- _PROMPT_
Your copy should match the listing below word for word, with no images in it.
......
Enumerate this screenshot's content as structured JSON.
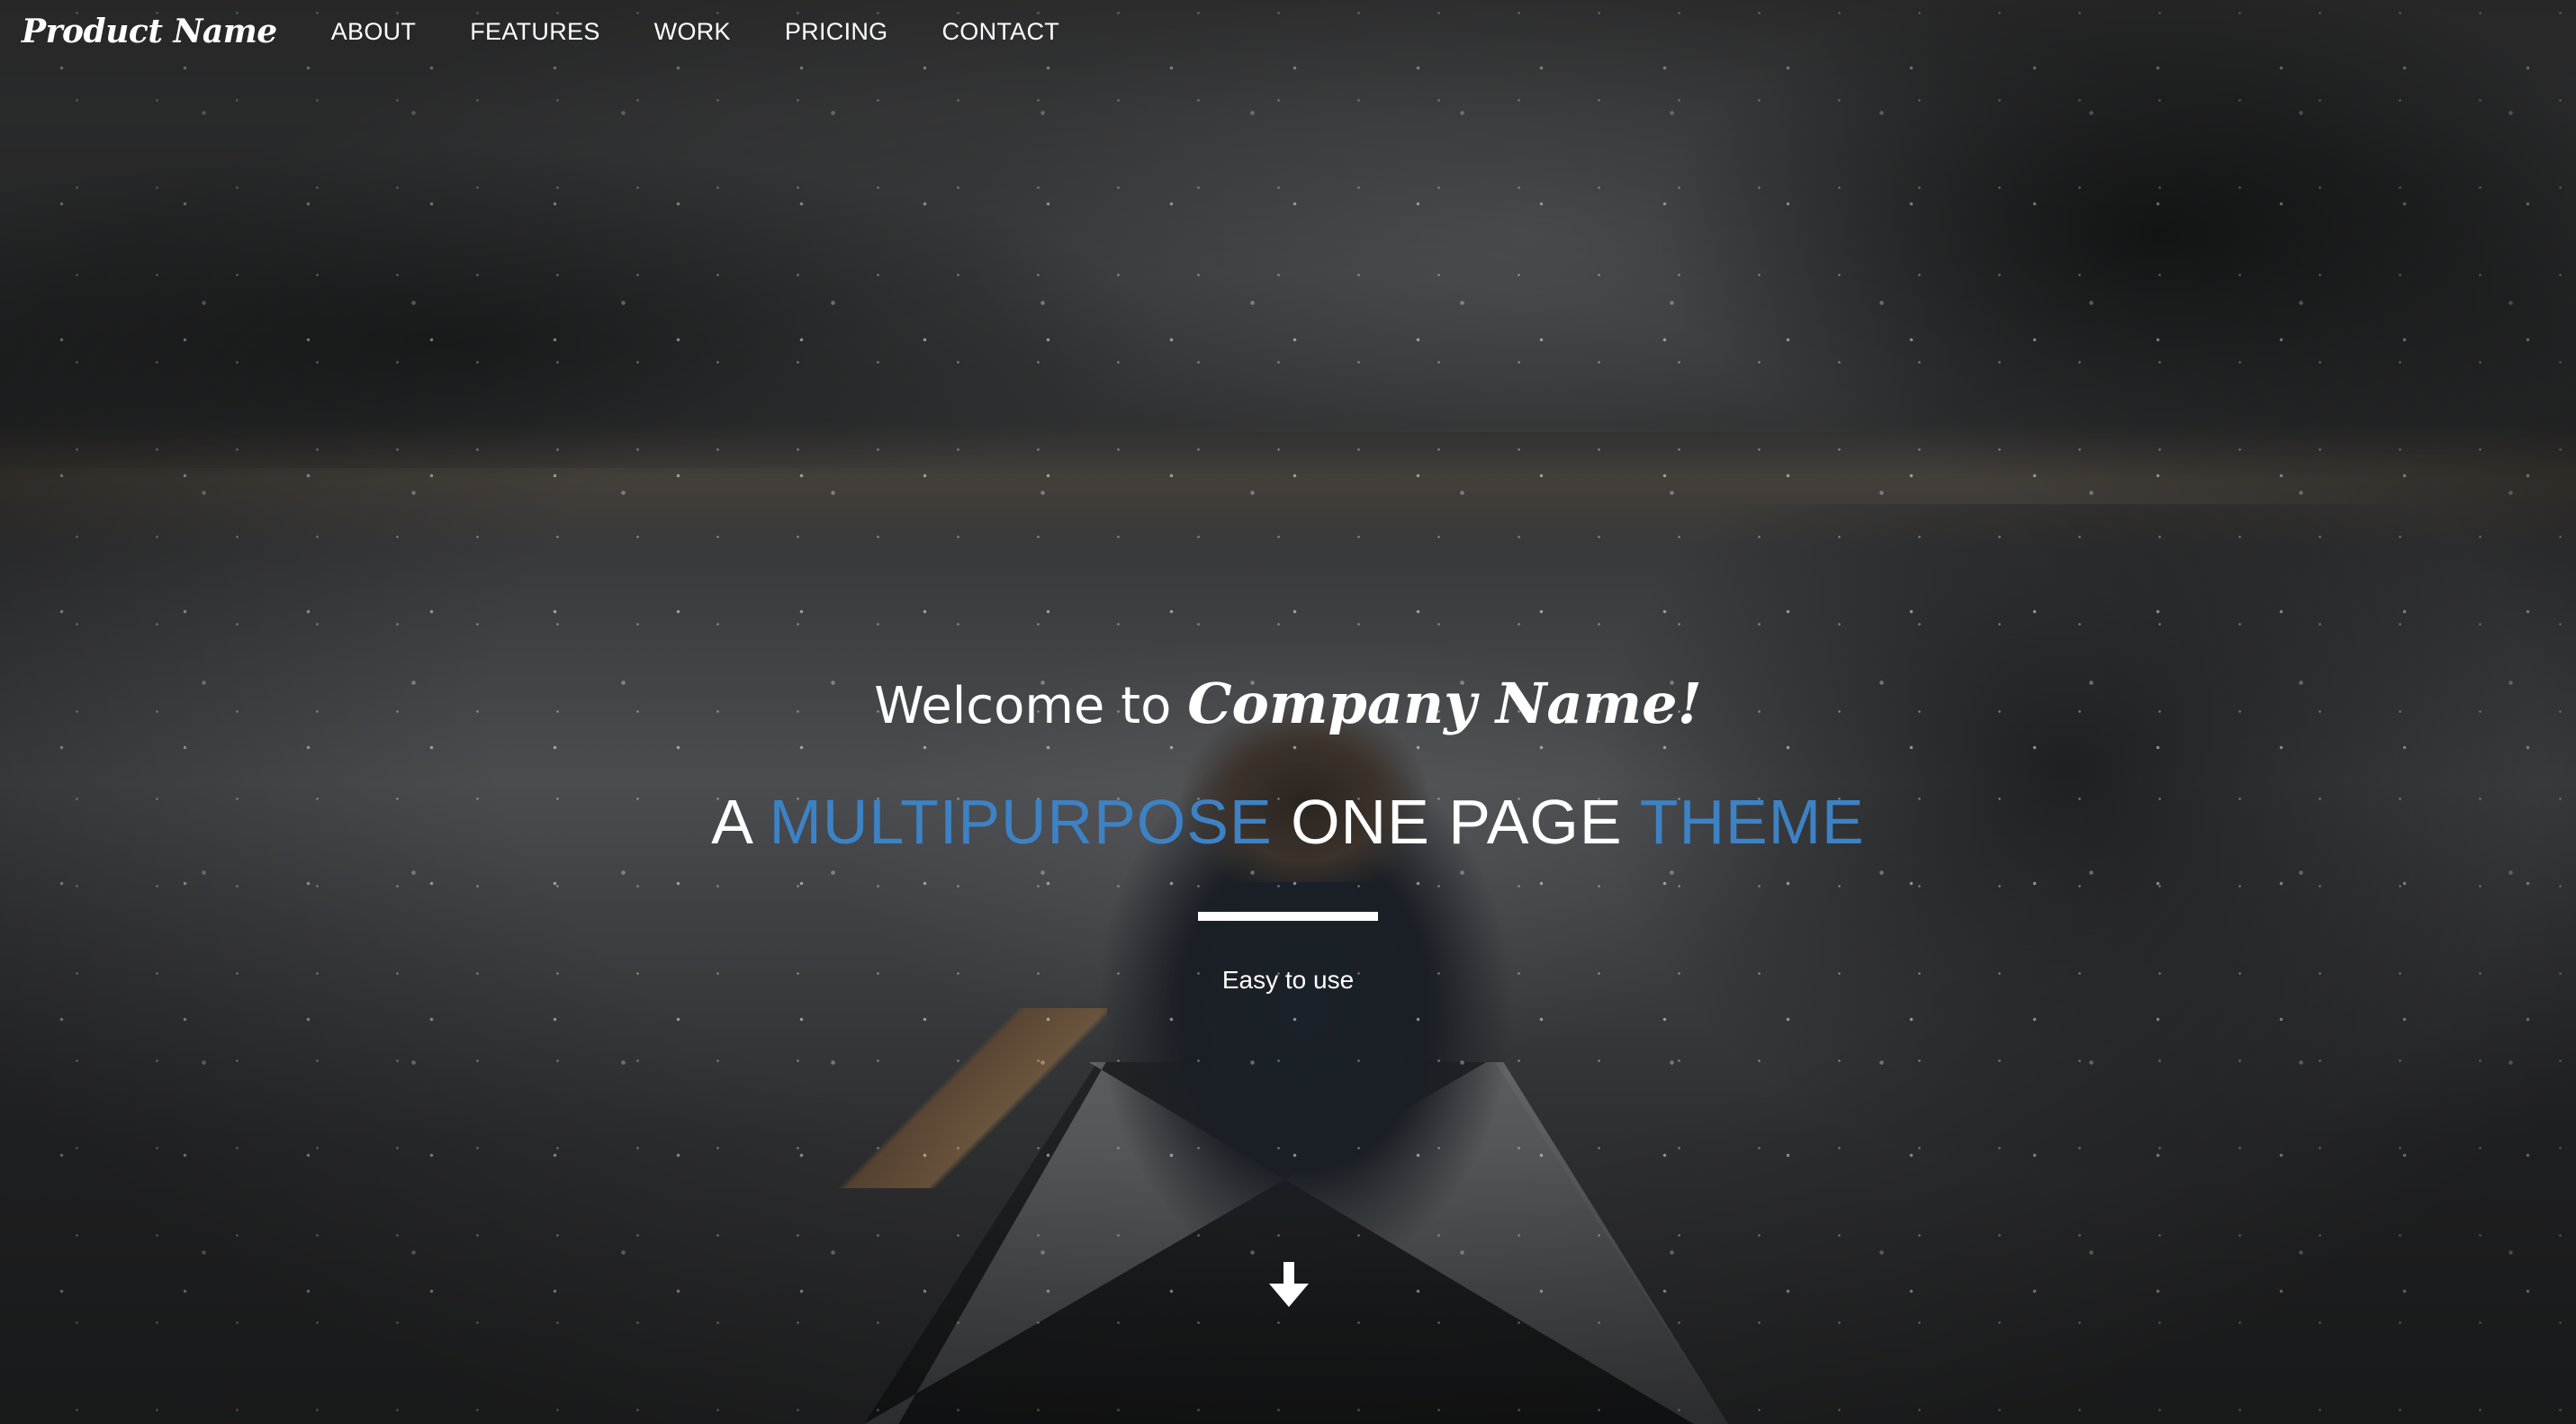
{
  "navbar": {
    "brand": "Product Name",
    "links": [
      {
        "label": "ABOUT"
      },
      {
        "label": "FEATURES"
      },
      {
        "label": "WORK"
      },
      {
        "label": "PRICING"
      },
      {
        "label": "CONTACT"
      }
    ]
  },
  "hero": {
    "welcome_prefix": "Welcome to",
    "company_name": "Company Name!",
    "tagline": {
      "word1": "A",
      "word2": "MULTIPURPOSE",
      "word3": "ONE PAGE",
      "word4": "THEME"
    },
    "subtitle": "Easy to use",
    "scroll_icon": "arrow-down-icon"
  },
  "colors": {
    "accent": "#3d82c4",
    "text": "#ffffff"
  }
}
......
- _FINAL ANSWER_
Enumerate this screenshot's content as structured JSON.
{
  "navbar": {
    "brand": "Product Name",
    "links": [
      {
        "label": "ABOUT"
      },
      {
        "label": "FEATURES"
      },
      {
        "label": "WORK"
      },
      {
        "label": "PRICING"
      },
      {
        "label": "CONTACT"
      }
    ]
  },
  "hero": {
    "welcome_prefix": "Welcome to",
    "company_name": "Company Name!",
    "tagline": {
      "word1": "A",
      "word2": "MULTIPURPOSE",
      "word3": "ONE PAGE",
      "word4": "THEME"
    },
    "subtitle": "Easy to use",
    "scroll_icon": "arrow-down-icon"
  },
  "colors": {
    "accent": "#3d82c4",
    "text": "#ffffff"
  }
}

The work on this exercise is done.